**Task details**
Every line containing "https" should be identified and copied from the data below.

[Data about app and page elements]
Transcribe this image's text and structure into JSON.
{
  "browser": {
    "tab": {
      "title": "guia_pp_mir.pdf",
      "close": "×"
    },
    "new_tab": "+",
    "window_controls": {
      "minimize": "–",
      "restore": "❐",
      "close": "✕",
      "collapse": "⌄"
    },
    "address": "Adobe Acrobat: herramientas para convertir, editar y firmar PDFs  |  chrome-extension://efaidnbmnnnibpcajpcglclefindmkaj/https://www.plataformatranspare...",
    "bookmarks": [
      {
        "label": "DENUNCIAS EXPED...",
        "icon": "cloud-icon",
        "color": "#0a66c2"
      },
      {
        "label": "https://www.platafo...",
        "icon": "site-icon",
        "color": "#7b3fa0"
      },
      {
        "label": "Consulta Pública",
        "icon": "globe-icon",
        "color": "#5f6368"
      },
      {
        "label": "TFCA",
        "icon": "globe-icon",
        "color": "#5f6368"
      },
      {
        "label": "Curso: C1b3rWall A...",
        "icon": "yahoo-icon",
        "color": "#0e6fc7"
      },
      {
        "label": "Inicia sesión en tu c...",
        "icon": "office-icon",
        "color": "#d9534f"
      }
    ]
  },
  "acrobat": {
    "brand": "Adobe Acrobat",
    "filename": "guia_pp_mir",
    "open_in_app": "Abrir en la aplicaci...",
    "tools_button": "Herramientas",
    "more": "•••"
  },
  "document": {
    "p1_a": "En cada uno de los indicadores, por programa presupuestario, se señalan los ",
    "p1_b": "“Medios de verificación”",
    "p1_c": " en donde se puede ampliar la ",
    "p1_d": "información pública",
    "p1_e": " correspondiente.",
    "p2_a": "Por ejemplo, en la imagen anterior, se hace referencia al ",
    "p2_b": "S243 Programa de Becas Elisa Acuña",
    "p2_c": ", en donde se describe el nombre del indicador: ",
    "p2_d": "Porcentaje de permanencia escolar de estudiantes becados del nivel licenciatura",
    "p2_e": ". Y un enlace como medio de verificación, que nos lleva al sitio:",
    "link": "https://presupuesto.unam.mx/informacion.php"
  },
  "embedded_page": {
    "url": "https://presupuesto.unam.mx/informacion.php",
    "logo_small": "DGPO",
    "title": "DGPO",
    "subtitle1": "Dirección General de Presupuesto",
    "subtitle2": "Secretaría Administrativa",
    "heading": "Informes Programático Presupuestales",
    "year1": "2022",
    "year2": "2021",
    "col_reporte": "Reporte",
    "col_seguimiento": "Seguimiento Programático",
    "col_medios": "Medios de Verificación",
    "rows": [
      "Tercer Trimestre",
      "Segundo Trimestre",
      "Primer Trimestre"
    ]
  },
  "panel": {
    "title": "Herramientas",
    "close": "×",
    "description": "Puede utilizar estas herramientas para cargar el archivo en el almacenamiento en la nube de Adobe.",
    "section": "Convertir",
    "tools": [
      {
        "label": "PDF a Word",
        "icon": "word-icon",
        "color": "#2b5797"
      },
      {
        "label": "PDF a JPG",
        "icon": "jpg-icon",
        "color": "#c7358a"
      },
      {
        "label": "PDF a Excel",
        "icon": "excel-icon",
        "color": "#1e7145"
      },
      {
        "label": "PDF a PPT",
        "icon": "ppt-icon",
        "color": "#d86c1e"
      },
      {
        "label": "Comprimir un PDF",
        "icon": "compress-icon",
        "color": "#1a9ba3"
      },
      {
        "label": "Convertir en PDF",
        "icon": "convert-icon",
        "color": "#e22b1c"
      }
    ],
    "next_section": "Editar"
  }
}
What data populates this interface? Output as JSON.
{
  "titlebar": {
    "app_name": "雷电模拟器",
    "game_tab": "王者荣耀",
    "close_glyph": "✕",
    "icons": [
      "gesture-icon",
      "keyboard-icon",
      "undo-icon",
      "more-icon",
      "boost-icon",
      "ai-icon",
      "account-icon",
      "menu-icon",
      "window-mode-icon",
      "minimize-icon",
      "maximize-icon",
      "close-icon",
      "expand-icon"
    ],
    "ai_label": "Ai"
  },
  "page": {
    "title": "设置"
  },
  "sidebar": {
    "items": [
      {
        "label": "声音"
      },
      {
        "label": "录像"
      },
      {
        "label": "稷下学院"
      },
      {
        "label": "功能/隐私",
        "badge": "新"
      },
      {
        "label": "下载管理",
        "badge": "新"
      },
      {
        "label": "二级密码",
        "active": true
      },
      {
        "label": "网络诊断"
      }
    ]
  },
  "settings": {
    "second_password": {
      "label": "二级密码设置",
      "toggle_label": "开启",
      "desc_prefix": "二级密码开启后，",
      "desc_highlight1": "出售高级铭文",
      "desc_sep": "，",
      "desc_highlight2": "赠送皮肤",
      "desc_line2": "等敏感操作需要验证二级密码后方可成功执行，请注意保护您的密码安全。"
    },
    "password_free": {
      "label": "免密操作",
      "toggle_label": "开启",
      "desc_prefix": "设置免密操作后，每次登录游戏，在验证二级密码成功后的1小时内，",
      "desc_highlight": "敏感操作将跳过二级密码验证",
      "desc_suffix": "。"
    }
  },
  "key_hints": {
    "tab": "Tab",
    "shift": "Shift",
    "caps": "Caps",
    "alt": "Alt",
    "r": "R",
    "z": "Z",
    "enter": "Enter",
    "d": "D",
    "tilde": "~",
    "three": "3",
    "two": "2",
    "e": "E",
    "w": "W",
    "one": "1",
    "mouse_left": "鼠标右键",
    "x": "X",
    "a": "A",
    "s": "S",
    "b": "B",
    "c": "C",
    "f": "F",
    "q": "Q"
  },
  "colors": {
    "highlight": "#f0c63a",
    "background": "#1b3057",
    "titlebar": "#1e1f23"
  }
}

**Solution**
    "address": "Adobe Acrobat: herramientas para convertir, editar y firmar PDFs  |  chrome-extension://efaidnbmnnnibpcajpcglclefindmkaj/https://www.plataformatranspare...",
        "label": "https://www.platafo...",
    "link": "https://presupuesto.unam.mx/informacion.php"
    "url": "https://presupuesto.unam.mx/informacion.php",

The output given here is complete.